Task
Exact duplicates of all entries are needed.

#####

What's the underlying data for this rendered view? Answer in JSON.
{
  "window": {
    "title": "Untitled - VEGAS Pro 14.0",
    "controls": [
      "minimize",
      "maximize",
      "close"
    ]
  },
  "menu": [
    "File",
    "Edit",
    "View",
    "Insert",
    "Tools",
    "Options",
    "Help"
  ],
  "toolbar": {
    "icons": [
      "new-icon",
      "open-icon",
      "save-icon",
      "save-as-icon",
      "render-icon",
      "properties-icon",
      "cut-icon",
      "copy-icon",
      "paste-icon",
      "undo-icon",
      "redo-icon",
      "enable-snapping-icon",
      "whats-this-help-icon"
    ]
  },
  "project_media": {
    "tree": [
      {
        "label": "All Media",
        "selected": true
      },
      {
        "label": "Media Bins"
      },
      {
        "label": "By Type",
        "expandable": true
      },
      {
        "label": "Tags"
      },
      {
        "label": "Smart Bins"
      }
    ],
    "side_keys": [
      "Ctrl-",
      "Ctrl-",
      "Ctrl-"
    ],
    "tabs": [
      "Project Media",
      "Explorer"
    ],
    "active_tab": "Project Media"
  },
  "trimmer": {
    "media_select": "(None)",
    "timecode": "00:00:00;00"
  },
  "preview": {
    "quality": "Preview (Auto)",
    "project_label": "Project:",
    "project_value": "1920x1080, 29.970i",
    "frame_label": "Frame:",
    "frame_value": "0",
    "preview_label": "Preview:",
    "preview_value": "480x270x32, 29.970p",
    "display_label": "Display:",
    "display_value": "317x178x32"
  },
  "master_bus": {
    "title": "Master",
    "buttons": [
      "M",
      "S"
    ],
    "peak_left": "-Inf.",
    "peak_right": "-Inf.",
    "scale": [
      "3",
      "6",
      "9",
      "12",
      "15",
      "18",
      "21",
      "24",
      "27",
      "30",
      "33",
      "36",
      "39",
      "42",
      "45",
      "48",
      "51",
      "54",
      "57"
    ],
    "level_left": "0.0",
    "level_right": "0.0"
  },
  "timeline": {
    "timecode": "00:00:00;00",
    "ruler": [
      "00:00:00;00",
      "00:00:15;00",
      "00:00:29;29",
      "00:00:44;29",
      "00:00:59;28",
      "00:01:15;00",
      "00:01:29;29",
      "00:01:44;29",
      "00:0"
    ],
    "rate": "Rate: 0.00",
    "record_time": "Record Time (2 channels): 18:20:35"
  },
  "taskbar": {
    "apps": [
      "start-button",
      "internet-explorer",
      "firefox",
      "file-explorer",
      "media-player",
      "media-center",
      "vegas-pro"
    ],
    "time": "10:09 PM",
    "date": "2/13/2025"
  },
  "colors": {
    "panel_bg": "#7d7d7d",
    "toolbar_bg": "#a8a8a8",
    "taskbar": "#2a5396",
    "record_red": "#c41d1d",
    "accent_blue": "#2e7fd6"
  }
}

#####

Response to the task
What's the underlying data for this rendered view? Answer in JSON.
{
  "window": {
    "title": "Untitled - VEGAS Pro 14.0",
    "controls": [
      "minimize",
      "maximize",
      "close"
    ]
  },
  "menu": [
    "File",
    "Edit",
    "View",
    "Insert",
    "Tools",
    "Options",
    "Help"
  ],
  "toolbar": {
    "icons": [
      "new-icon",
      "open-icon",
      "save-icon",
      "save-as-icon",
      "render-icon",
      "properties-icon",
      "cut-icon",
      "copy-icon",
      "paste-icon",
      "undo-icon",
      "redo-icon",
      "enable-snapping-icon",
      "whats-this-help-icon"
    ]
  },
  "project_media": {
    "tree": [
      {
        "label": "All Media",
        "selected": true
      },
      {
        "label": "Media Bins"
      },
      {
        "label": "By Type",
        "expandable": true
      },
      {
        "label": "Tags"
      },
      {
        "label": "Smart Bins"
      }
    ],
    "side_keys": [
      "Ctrl-",
      "Ctrl-",
      "Ctrl-"
    ],
    "tabs": [
      "Project Media",
      "Explorer"
    ],
    "active_tab": "Project Media"
  },
  "trimmer": {
    "media_select": "(None)",
    "timecode": "00:00:00;00"
  },
  "preview": {
    "quality": "Preview (Auto)",
    "project_label": "Project:",
    "project_value": "1920x1080, 29.970i",
    "frame_label": "Frame:",
    "frame_value": "0",
    "preview_label": "Preview:",
    "preview_value": "480x270x32, 29.970p",
    "display_label": "Display:",
    "display_value": "317x178x32"
  },
  "master_bus": {
    "title": "Master",
    "buttons": [
      "M",
      "S"
    ],
    "peak_left": "-Inf.",
    "peak_right": "-Inf.",
    "scale": [
      "3",
      "6",
      "9",
      "12",
      "15",
      "18",
      "21",
      "24",
      "27",
      "30",
      "33",
      "36",
      "39",
      "42",
      "45",
      "48",
      "51",
      "54",
      "57"
    ],
    "level_left": "0.0",
    "level_right": "0.0"
  },
  "timeline": {
    "timecode": "00:00:00;00",
    "ruler": [
      "00:00:00;00",
      "00:00:15;00",
      "00:00:29;29",
      "00:00:44;29",
      "00:00:59;28",
      "00:01:15;00",
      "00:01:29;29",
      "00:01:44;29",
      "00:0"
    ],
    "rate": "Rate: 0.00",
    "record_time": "Record Time (2 channels): 18:20:35"
  },
  "taskbar": {
    "apps": [
      "start-button",
      "internet-explorer",
      "firefox",
      "file-explorer",
      "media-player",
      "media-center",
      "vegas-pro"
    ],
    "time": "10:09 PM",
    "date": "2/13/2025"
  },
  "colors": {
    "panel_bg": "#7d7d7d",
    "toolbar_bg": "#a8a8a8",
    "taskbar": "#2a5396",
    "record_red": "#c41d1d",
    "accent_blue": "#2e7fd6"
  }
}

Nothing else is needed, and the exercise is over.